[Items listed in a dataset]
━━━━━━━━━━━━━━━━

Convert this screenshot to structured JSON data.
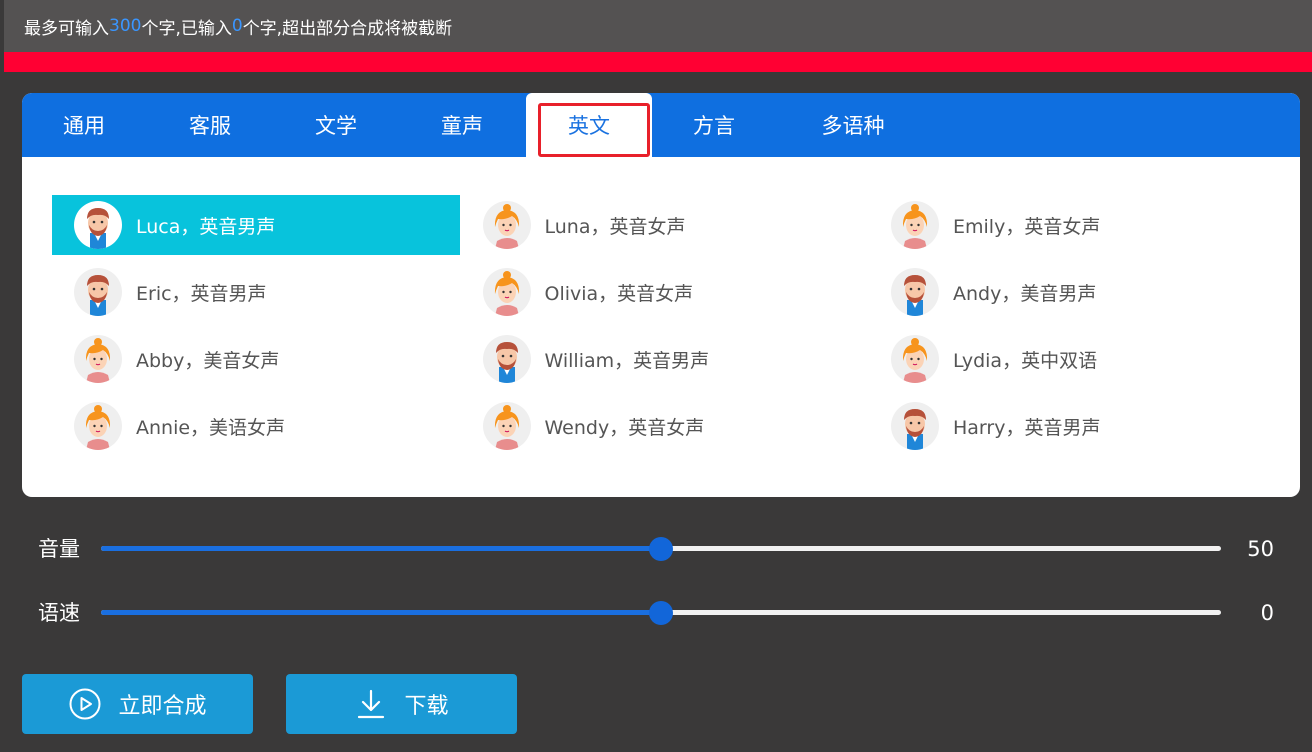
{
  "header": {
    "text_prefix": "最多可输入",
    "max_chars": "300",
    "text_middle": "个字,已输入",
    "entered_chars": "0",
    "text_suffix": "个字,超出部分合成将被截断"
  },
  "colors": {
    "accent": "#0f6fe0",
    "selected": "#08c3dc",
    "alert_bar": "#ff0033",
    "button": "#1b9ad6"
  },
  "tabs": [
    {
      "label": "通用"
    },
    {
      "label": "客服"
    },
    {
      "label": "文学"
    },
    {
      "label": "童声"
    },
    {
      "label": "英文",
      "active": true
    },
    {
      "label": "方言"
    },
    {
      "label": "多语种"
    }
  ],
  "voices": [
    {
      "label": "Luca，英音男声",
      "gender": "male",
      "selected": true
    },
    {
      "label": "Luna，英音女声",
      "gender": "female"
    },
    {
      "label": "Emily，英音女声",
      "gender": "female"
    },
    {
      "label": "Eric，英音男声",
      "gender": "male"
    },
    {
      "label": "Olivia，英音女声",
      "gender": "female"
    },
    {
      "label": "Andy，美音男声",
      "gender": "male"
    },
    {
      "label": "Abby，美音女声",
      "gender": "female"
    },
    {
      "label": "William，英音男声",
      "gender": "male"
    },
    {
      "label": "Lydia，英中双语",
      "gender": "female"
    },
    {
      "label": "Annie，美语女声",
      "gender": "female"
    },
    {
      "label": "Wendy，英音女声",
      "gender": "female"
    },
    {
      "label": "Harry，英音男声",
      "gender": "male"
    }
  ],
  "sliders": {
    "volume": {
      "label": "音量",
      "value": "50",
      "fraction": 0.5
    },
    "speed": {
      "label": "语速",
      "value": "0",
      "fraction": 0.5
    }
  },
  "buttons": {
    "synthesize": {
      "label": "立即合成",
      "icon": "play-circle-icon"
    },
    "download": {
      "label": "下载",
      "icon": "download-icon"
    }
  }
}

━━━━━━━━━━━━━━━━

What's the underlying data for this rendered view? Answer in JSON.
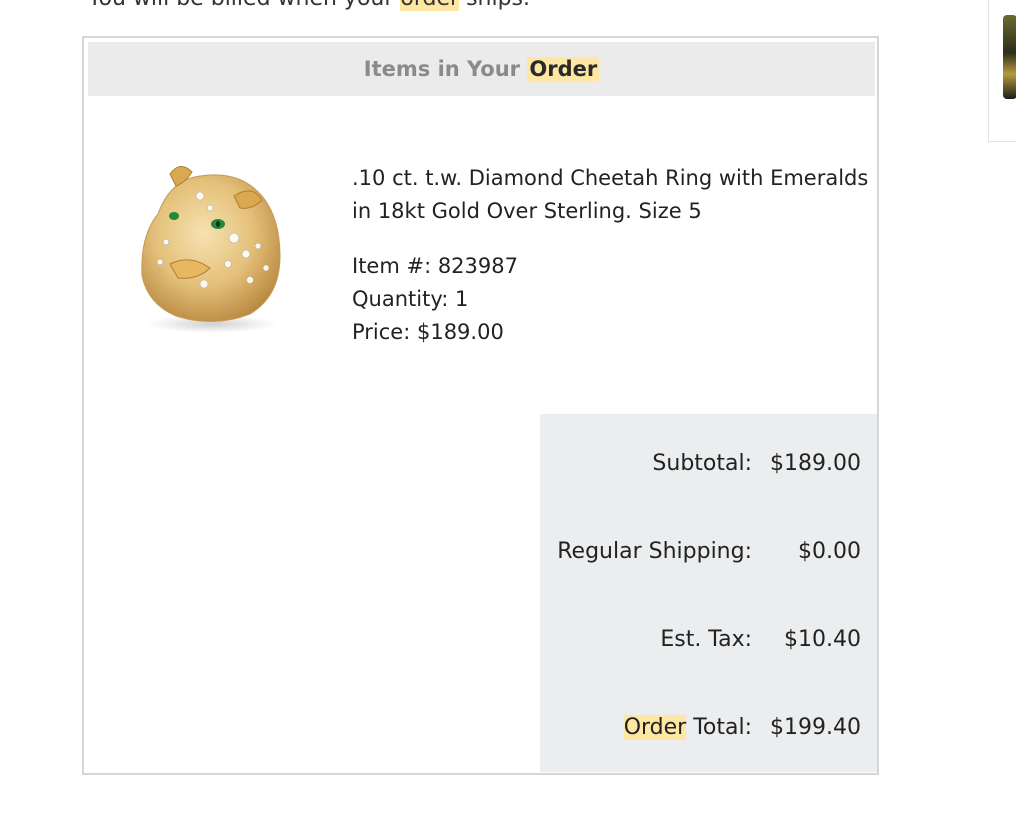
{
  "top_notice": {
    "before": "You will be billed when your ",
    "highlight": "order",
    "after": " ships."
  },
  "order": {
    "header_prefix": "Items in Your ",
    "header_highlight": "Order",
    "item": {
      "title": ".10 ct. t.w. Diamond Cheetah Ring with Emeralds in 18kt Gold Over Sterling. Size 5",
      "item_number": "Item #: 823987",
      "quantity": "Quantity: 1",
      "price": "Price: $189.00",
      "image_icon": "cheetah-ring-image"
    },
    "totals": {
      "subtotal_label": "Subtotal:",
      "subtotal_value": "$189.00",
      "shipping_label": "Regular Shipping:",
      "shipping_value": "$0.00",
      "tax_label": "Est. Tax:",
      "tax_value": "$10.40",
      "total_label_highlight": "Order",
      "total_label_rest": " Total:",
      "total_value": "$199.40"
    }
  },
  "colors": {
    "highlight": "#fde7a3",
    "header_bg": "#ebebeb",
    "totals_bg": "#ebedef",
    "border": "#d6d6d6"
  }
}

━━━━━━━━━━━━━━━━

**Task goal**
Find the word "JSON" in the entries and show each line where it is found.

**Answer box**
Convert this screenshot to structured JSON data.
What's the underlying data for this rendered view? Answer in JSON.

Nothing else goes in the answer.